[[ PROVIDED ENTRIES open ]]
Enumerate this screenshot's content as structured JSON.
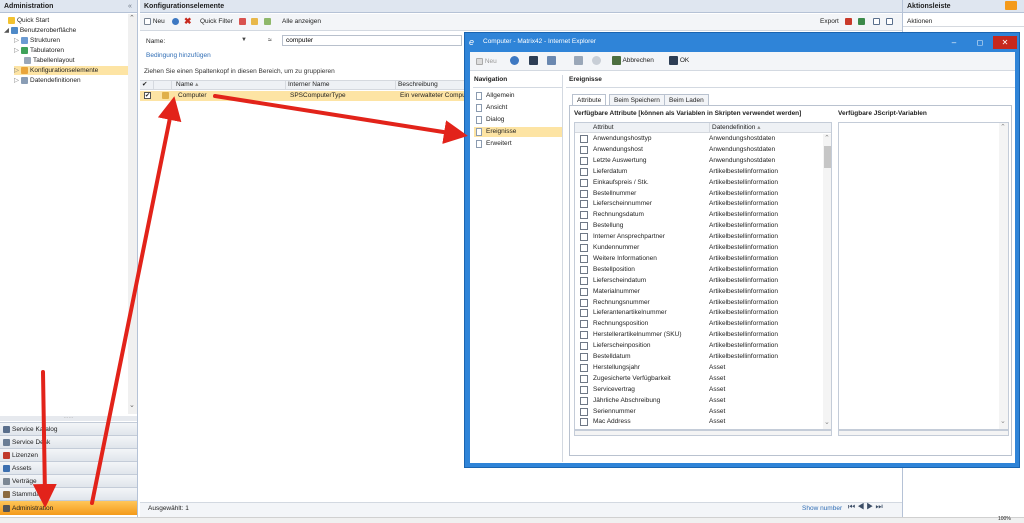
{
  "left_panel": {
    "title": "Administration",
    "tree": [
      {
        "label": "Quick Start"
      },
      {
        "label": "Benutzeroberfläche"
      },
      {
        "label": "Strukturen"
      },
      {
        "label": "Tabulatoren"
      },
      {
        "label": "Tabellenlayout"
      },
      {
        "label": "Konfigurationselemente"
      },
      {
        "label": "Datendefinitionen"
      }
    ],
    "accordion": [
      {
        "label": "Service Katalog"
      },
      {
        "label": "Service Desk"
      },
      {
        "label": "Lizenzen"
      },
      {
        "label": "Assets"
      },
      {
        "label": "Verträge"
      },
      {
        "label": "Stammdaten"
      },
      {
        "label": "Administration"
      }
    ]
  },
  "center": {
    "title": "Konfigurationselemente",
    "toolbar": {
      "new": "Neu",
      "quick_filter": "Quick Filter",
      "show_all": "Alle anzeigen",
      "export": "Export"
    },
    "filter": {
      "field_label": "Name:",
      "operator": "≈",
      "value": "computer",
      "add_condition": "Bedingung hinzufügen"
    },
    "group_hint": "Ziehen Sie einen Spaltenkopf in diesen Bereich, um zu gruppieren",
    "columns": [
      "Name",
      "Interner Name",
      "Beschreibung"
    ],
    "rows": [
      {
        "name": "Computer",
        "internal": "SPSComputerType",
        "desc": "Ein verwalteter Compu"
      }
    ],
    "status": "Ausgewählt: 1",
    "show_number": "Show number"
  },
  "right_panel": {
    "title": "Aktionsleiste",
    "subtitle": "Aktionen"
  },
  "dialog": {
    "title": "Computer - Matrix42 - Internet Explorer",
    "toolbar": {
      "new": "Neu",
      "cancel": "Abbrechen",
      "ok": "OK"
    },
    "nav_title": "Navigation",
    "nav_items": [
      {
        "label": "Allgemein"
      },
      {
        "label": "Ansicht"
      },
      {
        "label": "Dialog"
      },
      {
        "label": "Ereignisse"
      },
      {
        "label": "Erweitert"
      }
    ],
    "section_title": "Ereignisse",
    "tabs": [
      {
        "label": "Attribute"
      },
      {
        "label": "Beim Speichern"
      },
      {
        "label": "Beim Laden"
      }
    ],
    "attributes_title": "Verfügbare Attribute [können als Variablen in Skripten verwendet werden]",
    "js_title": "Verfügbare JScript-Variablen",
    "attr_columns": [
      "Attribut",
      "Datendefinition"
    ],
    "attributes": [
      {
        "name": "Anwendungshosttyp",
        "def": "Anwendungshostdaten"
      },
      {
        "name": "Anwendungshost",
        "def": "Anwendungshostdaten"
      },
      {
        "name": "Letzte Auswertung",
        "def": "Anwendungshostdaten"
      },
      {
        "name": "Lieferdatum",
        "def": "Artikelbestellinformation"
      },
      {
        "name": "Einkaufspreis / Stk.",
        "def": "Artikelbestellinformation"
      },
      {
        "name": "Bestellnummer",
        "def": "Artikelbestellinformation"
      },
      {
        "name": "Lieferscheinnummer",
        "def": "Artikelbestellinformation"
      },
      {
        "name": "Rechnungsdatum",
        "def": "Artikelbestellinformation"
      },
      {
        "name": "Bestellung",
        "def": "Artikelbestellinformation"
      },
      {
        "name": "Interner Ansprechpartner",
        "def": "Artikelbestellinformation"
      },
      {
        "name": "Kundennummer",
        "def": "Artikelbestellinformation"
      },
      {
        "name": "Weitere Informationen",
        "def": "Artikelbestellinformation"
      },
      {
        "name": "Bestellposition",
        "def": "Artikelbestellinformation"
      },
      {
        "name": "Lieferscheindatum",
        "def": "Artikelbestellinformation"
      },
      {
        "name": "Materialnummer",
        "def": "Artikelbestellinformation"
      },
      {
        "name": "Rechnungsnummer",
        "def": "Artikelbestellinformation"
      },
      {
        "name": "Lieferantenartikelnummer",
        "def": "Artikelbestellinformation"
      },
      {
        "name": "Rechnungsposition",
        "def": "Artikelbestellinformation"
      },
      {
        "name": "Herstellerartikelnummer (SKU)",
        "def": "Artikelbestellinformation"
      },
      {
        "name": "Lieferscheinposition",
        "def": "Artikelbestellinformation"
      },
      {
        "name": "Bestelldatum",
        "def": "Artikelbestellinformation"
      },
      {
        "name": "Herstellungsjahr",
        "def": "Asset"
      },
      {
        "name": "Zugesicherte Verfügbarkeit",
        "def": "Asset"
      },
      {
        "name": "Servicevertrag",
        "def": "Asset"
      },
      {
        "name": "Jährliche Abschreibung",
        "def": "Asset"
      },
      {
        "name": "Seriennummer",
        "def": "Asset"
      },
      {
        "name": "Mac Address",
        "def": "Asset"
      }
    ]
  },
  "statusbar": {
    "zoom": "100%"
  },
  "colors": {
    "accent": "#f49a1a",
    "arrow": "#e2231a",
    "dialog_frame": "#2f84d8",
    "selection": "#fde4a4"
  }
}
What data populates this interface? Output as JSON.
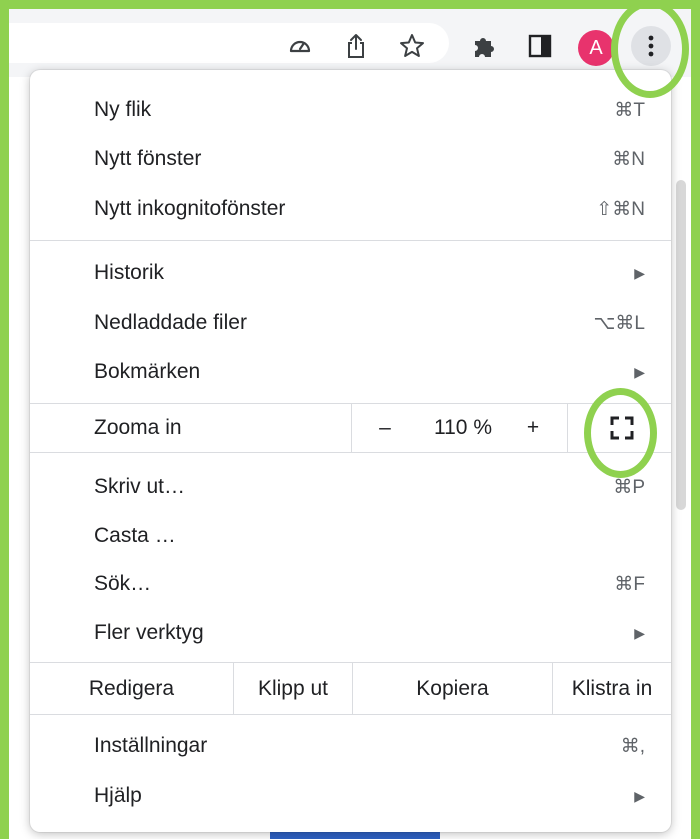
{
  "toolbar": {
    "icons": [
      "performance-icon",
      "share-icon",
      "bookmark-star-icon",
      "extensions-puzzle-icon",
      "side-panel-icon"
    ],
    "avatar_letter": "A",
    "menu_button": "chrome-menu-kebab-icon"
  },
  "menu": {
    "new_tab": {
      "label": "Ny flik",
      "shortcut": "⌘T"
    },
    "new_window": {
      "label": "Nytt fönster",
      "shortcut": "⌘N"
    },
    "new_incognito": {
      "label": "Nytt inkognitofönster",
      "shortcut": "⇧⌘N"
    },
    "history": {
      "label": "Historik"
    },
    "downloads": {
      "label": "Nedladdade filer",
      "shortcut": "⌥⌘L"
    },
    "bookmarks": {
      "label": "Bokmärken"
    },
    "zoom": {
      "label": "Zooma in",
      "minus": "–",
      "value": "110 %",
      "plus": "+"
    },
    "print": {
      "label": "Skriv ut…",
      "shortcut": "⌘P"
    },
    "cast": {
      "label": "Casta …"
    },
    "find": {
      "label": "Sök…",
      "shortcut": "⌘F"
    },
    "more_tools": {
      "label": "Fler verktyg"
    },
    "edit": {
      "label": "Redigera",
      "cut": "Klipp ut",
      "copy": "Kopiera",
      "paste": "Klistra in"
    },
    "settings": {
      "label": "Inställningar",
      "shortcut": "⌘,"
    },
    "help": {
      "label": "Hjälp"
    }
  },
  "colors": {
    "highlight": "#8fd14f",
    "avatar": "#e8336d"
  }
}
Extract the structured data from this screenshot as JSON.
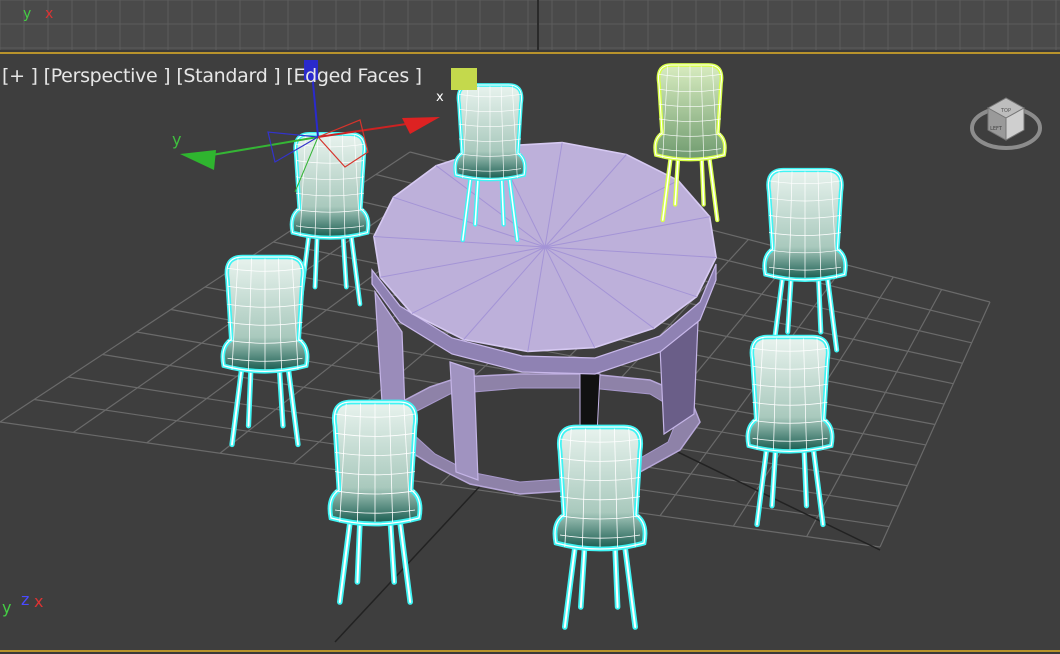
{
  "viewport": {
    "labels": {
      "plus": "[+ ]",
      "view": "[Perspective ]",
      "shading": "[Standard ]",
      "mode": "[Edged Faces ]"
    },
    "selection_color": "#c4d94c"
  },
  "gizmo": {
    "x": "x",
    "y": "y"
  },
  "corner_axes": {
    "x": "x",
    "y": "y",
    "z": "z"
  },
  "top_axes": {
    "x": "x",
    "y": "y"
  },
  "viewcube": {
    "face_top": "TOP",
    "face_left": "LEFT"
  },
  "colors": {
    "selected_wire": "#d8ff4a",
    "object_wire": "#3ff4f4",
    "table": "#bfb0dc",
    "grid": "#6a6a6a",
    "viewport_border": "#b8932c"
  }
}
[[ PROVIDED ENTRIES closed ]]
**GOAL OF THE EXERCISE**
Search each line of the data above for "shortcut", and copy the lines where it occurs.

**OUTPUT OF THE TASK**
      "shortcut": "⌘T"
      "shortcut": "⌘N"
      "shortcut": "⇧⌘N"
      "shortcut": "⌥⌘L"
      "shortcut": "⌘P"
      "shortcut": "⌘F"
      "shortcut": "⌘,"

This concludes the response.